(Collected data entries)
============================================================

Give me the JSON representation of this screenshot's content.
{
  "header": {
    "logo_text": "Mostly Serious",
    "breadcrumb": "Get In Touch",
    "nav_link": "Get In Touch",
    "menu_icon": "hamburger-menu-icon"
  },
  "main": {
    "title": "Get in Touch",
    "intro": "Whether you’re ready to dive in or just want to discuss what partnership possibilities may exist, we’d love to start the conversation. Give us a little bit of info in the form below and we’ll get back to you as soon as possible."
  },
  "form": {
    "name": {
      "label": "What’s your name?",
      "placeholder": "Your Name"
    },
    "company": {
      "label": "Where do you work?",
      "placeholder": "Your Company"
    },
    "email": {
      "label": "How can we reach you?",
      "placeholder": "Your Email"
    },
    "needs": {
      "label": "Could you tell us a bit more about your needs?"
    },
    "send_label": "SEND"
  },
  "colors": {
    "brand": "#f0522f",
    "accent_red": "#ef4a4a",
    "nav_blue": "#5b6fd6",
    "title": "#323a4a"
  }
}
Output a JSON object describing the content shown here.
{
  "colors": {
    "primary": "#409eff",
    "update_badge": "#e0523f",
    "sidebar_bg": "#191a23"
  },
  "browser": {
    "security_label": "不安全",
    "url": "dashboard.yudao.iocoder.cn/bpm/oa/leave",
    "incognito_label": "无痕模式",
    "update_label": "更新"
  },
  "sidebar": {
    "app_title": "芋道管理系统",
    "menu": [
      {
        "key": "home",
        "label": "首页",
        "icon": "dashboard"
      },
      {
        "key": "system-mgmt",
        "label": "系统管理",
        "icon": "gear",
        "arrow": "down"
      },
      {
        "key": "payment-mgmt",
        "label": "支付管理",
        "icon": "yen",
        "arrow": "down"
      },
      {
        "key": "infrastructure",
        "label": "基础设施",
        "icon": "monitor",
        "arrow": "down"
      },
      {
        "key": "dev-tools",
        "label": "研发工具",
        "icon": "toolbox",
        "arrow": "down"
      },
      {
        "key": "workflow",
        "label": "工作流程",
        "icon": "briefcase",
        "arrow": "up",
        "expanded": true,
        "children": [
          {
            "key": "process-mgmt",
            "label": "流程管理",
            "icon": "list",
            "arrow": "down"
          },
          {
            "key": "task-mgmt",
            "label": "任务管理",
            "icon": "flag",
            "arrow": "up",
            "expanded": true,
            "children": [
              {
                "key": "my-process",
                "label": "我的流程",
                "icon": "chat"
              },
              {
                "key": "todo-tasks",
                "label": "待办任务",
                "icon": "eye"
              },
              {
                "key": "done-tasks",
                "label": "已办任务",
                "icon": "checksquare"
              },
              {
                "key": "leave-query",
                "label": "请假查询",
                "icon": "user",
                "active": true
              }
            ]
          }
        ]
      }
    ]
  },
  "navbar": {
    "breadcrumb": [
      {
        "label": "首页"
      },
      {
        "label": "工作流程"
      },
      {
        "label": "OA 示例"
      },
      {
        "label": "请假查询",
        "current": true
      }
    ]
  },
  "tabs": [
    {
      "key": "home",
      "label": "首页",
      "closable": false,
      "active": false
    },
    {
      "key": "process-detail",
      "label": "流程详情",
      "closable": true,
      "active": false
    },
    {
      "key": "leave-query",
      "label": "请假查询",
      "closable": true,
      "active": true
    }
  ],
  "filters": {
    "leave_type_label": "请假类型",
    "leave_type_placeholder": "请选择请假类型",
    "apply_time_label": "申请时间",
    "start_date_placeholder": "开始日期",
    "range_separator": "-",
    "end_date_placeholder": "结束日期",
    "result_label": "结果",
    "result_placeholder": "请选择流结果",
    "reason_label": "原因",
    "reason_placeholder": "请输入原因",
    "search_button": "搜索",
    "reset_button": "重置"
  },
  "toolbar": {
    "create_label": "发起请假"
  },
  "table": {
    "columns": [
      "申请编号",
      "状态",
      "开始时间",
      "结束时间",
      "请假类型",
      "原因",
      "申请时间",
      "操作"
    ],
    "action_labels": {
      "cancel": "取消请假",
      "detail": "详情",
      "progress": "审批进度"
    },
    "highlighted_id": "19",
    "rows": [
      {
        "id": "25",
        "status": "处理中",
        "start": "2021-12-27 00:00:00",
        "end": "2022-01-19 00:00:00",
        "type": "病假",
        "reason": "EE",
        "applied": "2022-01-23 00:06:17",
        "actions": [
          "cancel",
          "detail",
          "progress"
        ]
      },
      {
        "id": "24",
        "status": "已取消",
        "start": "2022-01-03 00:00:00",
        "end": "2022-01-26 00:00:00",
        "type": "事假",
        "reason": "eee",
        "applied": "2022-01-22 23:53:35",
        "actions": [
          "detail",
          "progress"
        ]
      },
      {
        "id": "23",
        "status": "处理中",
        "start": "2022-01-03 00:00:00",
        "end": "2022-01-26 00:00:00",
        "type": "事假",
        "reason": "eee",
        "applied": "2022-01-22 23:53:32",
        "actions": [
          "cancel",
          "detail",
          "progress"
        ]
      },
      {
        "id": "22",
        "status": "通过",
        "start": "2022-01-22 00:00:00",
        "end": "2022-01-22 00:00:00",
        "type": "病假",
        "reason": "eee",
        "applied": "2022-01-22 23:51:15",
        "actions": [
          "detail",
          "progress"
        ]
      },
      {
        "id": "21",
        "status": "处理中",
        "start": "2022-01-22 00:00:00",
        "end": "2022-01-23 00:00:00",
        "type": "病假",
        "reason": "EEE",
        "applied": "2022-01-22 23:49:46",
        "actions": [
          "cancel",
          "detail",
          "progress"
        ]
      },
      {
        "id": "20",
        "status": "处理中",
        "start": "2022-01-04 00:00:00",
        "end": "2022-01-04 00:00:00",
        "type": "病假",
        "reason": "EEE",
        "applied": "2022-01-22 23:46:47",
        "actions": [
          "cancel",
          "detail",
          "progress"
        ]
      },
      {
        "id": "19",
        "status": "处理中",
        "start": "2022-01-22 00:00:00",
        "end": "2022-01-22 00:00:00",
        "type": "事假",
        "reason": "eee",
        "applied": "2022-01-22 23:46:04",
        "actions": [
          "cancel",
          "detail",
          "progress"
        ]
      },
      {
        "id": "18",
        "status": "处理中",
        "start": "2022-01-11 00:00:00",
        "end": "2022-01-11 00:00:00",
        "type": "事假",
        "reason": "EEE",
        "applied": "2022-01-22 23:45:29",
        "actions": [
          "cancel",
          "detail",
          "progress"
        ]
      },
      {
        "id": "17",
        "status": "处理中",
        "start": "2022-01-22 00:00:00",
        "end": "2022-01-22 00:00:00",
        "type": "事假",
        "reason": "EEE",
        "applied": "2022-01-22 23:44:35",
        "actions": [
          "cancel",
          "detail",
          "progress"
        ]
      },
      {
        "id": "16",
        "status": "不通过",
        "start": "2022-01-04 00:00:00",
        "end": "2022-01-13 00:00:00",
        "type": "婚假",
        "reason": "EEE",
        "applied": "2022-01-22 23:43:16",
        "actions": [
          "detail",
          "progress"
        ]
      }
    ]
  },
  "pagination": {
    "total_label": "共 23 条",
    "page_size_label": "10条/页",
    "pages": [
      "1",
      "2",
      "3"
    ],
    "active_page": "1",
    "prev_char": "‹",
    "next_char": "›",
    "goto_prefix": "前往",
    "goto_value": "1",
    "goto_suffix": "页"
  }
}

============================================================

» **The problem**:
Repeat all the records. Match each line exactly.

» **Reply to the exercise**:
Give me the JSON representation of this screenshot's content.
{
  "header": {
    "logo_text": "Mostly Serious",
    "breadcrumb": "Get In Touch",
    "nav_link": "Get In Touch",
    "menu_icon": "hamburger-menu-icon"
  },
  "main": {
    "title": "Get in Touch",
    "intro": "Whether you’re ready to dive in or just want to discuss what partnership possibilities may exist, we’d love to start the conversation. Give us a little bit of info in the form below and we’ll get back to you as soon as possible."
  },
  "form": {
    "name": {
      "label": "What’s your name?",
      "placeholder": "Your Name"
    },
    "company": {
      "label": "Where do you work?",
      "placeholder": "Your Company"
    },
    "email": {
      "label": "How can we reach you?",
      "placeholder": "Your Email"
    },
    "needs": {
      "label": "Could you tell us a bit more about your needs?"
    },
    "send_label": "SEND"
  },
  "colors": {
    "brand": "#f0522f",
    "accent_red": "#ef4a4a",
    "nav_blue": "#5b6fd6",
    "title": "#323a4a"
  }
}
Output a JSON object describing the content shown here.
{
  "colors": {
    "primary": "#409eff",
    "update_badge": "#e0523f",
    "sidebar_bg": "#191a23"
  },
  "browser": {
    "security_label": "不安全",
    "url": "dashboard.yudao.iocoder.cn/bpm/oa/leave",
    "incognito_label": "无痕模式",
    "update_label": "更新"
  },
  "sidebar": {
    "app_title": "芋道管理系统",
    "menu": [
      {
        "key": "home",
        "label": "首页",
        "icon": "dashboard"
      },
      {
        "key": "system-mgmt",
        "label": "系统管理",
        "icon": "gear",
        "arrow": "down"
      },
      {
        "key": "payment-mgmt",
        "label": "支付管理",
        "icon": "yen",
        "arrow": "down"
      },
      {
        "key": "infrastructure",
        "label": "基础设施",
        "icon": "monitor",
        "arrow": "down"
      },
      {
        "key": "dev-tools",
        "label": "研发工具",
        "icon": "toolbox",
        "arrow": "down"
      },
      {
        "key": "workflow",
        "label": "工作流程",
        "icon": "briefcase",
        "arrow": "up",
        "expanded": true,
        "children": [
          {
            "key": "process-mgmt",
            "label": "流程管理",
            "icon": "list",
            "arrow": "down"
          },
          {
            "key": "task-mgmt",
            "label": "任务管理",
            "icon": "flag",
            "arrow": "up",
            "expanded": true,
            "children": [
              {
                "key": "my-process",
                "label": "我的流程",
                "icon": "chat"
              },
              {
                "key": "todo-tasks",
                "label": "待办任务",
                "icon": "eye"
              },
              {
                "key": "done-tasks",
                "label": "已办任务",
                "icon": "checksquare"
              },
              {
                "key": "leave-query",
                "label": "请假查询",
                "icon": "user",
                "active": true
              }
            ]
          }
        ]
      }
    ]
  },
  "navbar": {
    "breadcrumb": [
      {
        "label": "首页"
      },
      {
        "label": "工作流程"
      },
      {
        "label": "OA 示例"
      },
      {
        "label": "请假查询",
        "current": true
      }
    ]
  },
  "tabs": [
    {
      "key": "home",
      "label": "首页",
      "closable": false,
      "active": false
    },
    {
      "key": "process-detail",
      "label": "流程详情",
      "closable": true,
      "active": false
    },
    {
      "key": "leave-query",
      "label": "请假查询",
      "closable": true,
      "active": true
    }
  ],
  "filters": {
    "leave_type_label": "请假类型",
    "leave_type_placeholder": "请选择请假类型",
    "apply_time_label": "申请时间",
    "start_date_placeholder": "开始日期",
    "range_separator": "-",
    "end_date_placeholder": "结束日期",
    "result_label": "结果",
    "result_placeholder": "请选择流结果",
    "reason_label": "原因",
    "reason_placeholder": "请输入原因",
    "search_button": "搜索",
    "reset_button": "重置"
  },
  "toolbar": {
    "create_label": "发起请假"
  },
  "table": {
    "columns": [
      "申请编号",
      "状态",
      "开始时间",
      "结束时间",
      "请假类型",
      "原因",
      "申请时间",
      "操作"
    ],
    "action_labels": {
      "cancel": "取消请假",
      "detail": "详情",
      "progress": "审批进度"
    },
    "highlighted_id": "19",
    "rows": [
      {
        "id": "25",
        "status": "处理中",
        "start": "2021-12-27 00:00:00",
        "end": "2022-01-19 00:00:00",
        "type": "病假",
        "reason": "EE",
        "applied": "2022-01-23 00:06:17",
        "actions": [
          "cancel",
          "detail",
          "progress"
        ]
      },
      {
        "id": "24",
        "status": "已取消",
        "start": "2022-01-03 00:00:00",
        "end": "2022-01-26 00:00:00",
        "type": "事假",
        "reason": "eee",
        "applied": "2022-01-22 23:53:35",
        "actions": [
          "detail",
          "progress"
        ]
      },
      {
        "id": "23",
        "status": "处理中",
        "start": "2022-01-03 00:00:00",
        "end": "2022-01-26 00:00:00",
        "type": "事假",
        "reason": "eee",
        "applied": "2022-01-22 23:53:32",
        "actions": [
          "cancel",
          "detail",
          "progress"
        ]
      },
      {
        "id": "22",
        "status": "通过",
        "start": "2022-01-22 00:00:00",
        "end": "2022-01-22 00:00:00",
        "type": "病假",
        "reason": "eee",
        "applied": "2022-01-22 23:51:15",
        "actions": [
          "detail",
          "progress"
        ]
      },
      {
        "id": "21",
        "status": "处理中",
        "start": "2022-01-22 00:00:00",
        "end": "2022-01-23 00:00:00",
        "type": "病假",
        "reason": "EEE",
        "applied": "2022-01-22 23:49:46",
        "actions": [
          "cancel",
          "detail",
          "progress"
        ]
      },
      {
        "id": "20",
        "status": "处理中",
        "start": "2022-01-04 00:00:00",
        "end": "2022-01-04 00:00:00",
        "type": "病假",
        "reason": "EEE",
        "applied": "2022-01-22 23:46:47",
        "actions": [
          "cancel",
          "detail",
          "progress"
        ]
      },
      {
        "id": "19",
        "status": "处理中",
        "start": "2022-01-22 00:00:00",
        "end": "2022-01-22 00:00:00",
        "type": "事假",
        "reason": "eee",
        "applied": "2022-01-22 23:46:04",
        "actions": [
          "cancel",
          "detail",
          "progress"
        ]
      },
      {
        "id": "18",
        "status": "处理中",
        "start": "2022-01-11 00:00:00",
        "end": "2022-01-11 00:00:00",
        "type": "事假",
        "reason": "EEE",
        "applied": "2022-01-22 23:45:29",
        "actions": [
          "cancel",
          "detail",
          "progress"
        ]
      },
      {
        "id": "17",
        "status": "处理中",
        "start": "2022-01-22 00:00:00",
        "end": "2022-01-22 00:00:00",
        "type": "事假",
        "reason": "EEE",
        "applied": "2022-01-22 23:44:35",
        "actions": [
          "cancel",
          "detail",
          "progress"
        ]
      },
      {
        "id": "16",
        "status": "不通过",
        "start": "2022-01-04 00:00:00",
        "end": "2022-01-13 00:00:00",
        "type": "婚假",
        "reason": "EEE",
        "applied": "2022-01-22 23:43:16",
        "actions": [
          "detail",
          "progress"
        ]
      }
    ]
  },
  "pagination": {
    "total_label": "共 23 条",
    "page_size_label": "10条/页",
    "pages": [
      "1",
      "2",
      "3"
    ],
    "active_page": "1",
    "prev_char": "‹",
    "next_char": "›",
    "goto_prefix": "前往",
    "goto_value": "1",
    "goto_suffix": "页"
  }
}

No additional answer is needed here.